== Data provided ==
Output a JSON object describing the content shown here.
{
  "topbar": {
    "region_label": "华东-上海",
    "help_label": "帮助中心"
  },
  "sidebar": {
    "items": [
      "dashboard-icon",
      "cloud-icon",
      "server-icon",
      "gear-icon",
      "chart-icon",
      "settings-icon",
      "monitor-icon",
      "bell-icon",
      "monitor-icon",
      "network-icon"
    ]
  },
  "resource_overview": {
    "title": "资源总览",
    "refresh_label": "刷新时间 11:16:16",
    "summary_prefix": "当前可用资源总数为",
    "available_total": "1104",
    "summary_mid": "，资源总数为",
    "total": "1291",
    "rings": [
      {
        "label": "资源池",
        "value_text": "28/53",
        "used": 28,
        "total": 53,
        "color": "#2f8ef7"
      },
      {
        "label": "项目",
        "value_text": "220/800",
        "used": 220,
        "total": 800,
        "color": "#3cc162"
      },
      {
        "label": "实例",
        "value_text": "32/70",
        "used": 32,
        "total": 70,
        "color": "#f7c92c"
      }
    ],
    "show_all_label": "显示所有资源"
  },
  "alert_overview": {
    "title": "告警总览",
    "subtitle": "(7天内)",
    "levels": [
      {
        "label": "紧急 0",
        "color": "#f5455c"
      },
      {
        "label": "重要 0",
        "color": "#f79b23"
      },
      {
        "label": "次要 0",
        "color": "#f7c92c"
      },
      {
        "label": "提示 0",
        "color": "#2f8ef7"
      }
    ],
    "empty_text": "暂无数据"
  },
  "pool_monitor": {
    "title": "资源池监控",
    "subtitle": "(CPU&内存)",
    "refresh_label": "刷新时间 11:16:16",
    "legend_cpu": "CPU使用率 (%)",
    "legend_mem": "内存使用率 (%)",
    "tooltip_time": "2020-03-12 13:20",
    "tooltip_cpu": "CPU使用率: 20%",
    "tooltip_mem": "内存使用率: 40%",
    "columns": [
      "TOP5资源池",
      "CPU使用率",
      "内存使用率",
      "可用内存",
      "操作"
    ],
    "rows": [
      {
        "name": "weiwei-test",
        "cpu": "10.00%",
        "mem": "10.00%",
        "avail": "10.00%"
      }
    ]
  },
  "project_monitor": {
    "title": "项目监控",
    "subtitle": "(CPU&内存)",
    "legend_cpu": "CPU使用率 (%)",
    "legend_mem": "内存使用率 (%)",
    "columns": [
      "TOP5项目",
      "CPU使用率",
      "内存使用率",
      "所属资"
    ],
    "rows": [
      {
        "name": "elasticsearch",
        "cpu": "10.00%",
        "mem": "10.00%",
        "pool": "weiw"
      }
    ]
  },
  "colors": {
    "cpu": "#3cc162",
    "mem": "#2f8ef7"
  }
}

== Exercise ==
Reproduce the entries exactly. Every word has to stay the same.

== Task solution ==
Output a JSON object describing the content shown here.
{
  "topbar": {
    "region_label": "华东-上海",
    "help_label": "帮助中心"
  },
  "sidebar": {
    "items": [
      "dashboard-icon",
      "cloud-icon",
      "server-icon",
      "gear-icon",
      "chart-icon",
      "settings-icon",
      "monitor-icon",
      "bell-icon",
      "monitor-icon",
      "network-icon"
    ]
  },
  "resource_overview": {
    "title": "资源总览",
    "refresh_label": "刷新时间 11:16:16",
    "summary_prefix": "当前可用资源总数为",
    "available_total": "1104",
    "summary_mid": "，资源总数为",
    "total": "1291",
    "rings": [
      {
        "label": "资源池",
        "value_text": "28/53",
        "used": 28,
        "total": 53,
        "color": "#2f8ef7"
      },
      {
        "label": "项目",
        "value_text": "220/800",
        "used": 220,
        "total": 800,
        "color": "#3cc162"
      },
      {
        "label": "实例",
        "value_text": "32/70",
        "used": 32,
        "total": 70,
        "color": "#f7c92c"
      }
    ],
    "show_all_label": "显示所有资源"
  },
  "alert_overview": {
    "title": "告警总览",
    "subtitle": "(7天内)",
    "levels": [
      {
        "label": "紧急 0",
        "color": "#f5455c"
      },
      {
        "label": "重要 0",
        "color": "#f79b23"
      },
      {
        "label": "次要 0",
        "color": "#f7c92c"
      },
      {
        "label": "提示 0",
        "color": "#2f8ef7"
      }
    ],
    "empty_text": "暂无数据"
  },
  "pool_monitor": {
    "title": "资源池监控",
    "subtitle": "(CPU&内存)",
    "refresh_label": "刷新时间 11:16:16",
    "legend_cpu": "CPU使用率 (%)",
    "legend_mem": "内存使用率 (%)",
    "tooltip_time": "2020-03-12 13:20",
    "tooltip_cpu": "CPU使用率: 20%",
    "tooltip_mem": "内存使用率: 40%",
    "columns": [
      "TOP5资源池",
      "CPU使用率",
      "内存使用率",
      "可用内存",
      "操作"
    ],
    "rows": [
      {
        "name": "weiwei-test",
        "cpu": "10.00%",
        "mem": "10.00%",
        "avail": "10.00%"
      }
    ]
  },
  "project_monitor": {
    "title": "项目监控",
    "subtitle": "(CPU&内存)",
    "legend_cpu": "CPU使用率 (%)",
    "legend_mem": "内存使用率 (%)",
    "columns": [
      "TOP5项目",
      "CPU使用率",
      "内存使用率",
      "所属资"
    ],
    "rows": [
      {
        "name": "elasticsearch",
        "cpu": "10.00%",
        "mem": "10.00%",
        "pool": "weiw"
      }
    ]
  },
  "colors": {
    "cpu": "#3cc162",
    "mem": "#2f8ef7"
  }
}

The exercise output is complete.